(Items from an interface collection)
Start of Block

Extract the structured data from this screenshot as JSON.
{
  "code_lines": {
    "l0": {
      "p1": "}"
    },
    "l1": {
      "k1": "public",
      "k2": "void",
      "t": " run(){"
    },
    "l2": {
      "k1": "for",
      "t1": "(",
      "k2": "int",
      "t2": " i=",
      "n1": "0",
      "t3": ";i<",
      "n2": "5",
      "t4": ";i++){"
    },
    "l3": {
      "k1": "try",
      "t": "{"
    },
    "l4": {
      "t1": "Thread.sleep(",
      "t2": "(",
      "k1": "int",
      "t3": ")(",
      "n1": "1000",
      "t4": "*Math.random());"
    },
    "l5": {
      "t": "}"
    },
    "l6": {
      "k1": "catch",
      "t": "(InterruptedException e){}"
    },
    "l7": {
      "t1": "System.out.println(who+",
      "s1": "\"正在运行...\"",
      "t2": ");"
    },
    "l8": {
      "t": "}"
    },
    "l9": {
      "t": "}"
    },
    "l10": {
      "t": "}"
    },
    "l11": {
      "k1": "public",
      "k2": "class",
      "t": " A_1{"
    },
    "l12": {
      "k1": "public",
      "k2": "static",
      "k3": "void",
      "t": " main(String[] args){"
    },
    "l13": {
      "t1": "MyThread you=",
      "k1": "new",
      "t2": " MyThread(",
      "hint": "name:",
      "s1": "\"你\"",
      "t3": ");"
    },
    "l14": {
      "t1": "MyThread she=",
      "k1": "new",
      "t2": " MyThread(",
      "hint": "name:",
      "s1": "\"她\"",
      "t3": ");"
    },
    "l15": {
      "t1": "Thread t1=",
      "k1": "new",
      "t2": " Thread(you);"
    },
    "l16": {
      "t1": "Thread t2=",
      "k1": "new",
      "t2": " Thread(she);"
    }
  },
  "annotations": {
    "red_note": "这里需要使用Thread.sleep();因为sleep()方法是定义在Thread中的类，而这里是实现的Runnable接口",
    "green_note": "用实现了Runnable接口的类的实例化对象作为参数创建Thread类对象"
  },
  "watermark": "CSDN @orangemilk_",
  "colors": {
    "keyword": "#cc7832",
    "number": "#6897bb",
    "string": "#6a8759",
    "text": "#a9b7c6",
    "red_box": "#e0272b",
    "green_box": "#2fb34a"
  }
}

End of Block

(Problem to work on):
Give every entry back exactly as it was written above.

(Result for this exercise):
Extract the structured data from this screenshot as JSON.
{
  "code_lines": {
    "l0": {
      "p1": "}"
    },
    "l1": {
      "k1": "public",
      "k2": "void",
      "t": " run(){"
    },
    "l2": {
      "k1": "for",
      "t1": "(",
      "k2": "int",
      "t2": " i=",
      "n1": "0",
      "t3": ";i<",
      "n2": "5",
      "t4": ";i++){"
    },
    "l3": {
      "k1": "try",
      "t": "{"
    },
    "l4": {
      "t1": "Thread.sleep(",
      "t2": "(",
      "k1": "int",
      "t3": ")(",
      "n1": "1000",
      "t4": "*Math.random());"
    },
    "l5": {
      "t": "}"
    },
    "l6": {
      "k1": "catch",
      "t": "(InterruptedException e){}"
    },
    "l7": {
      "t1": "System.out.println(who+",
      "s1": "\"正在运行...\"",
      "t2": ");"
    },
    "l8": {
      "t": "}"
    },
    "l9": {
      "t": "}"
    },
    "l10": {
      "t": "}"
    },
    "l11": {
      "k1": "public",
      "k2": "class",
      "t": " A_1{"
    },
    "l12": {
      "k1": "public",
      "k2": "static",
      "k3": "void",
      "t": " main(String[] args){"
    },
    "l13": {
      "t1": "MyThread you=",
      "k1": "new",
      "t2": " MyThread(",
      "hint": "name:",
      "s1": "\"你\"",
      "t3": ");"
    },
    "l14": {
      "t1": "MyThread she=",
      "k1": "new",
      "t2": " MyThread(",
      "hint": "name:",
      "s1": "\"她\"",
      "t3": ");"
    },
    "l15": {
      "t1": "Thread t1=",
      "k1": "new",
      "t2": " Thread(you);"
    },
    "l16": {
      "t1": "Thread t2=",
      "k1": "new",
      "t2": " Thread(she);"
    }
  },
  "annotations": {
    "red_note": "这里需要使用Thread.sleep();因为sleep()方法是定义在Thread中的类，而这里是实现的Runnable接口",
    "green_note": "用实现了Runnable接口的类的实例化对象作为参数创建Thread类对象"
  },
  "watermark": "CSDN @orangemilk_",
  "colors": {
    "keyword": "#cc7832",
    "number": "#6897bb",
    "string": "#6a8759",
    "text": "#a9b7c6",
    "red_box": "#e0272b",
    "green_box": "#2fb34a"
  }
}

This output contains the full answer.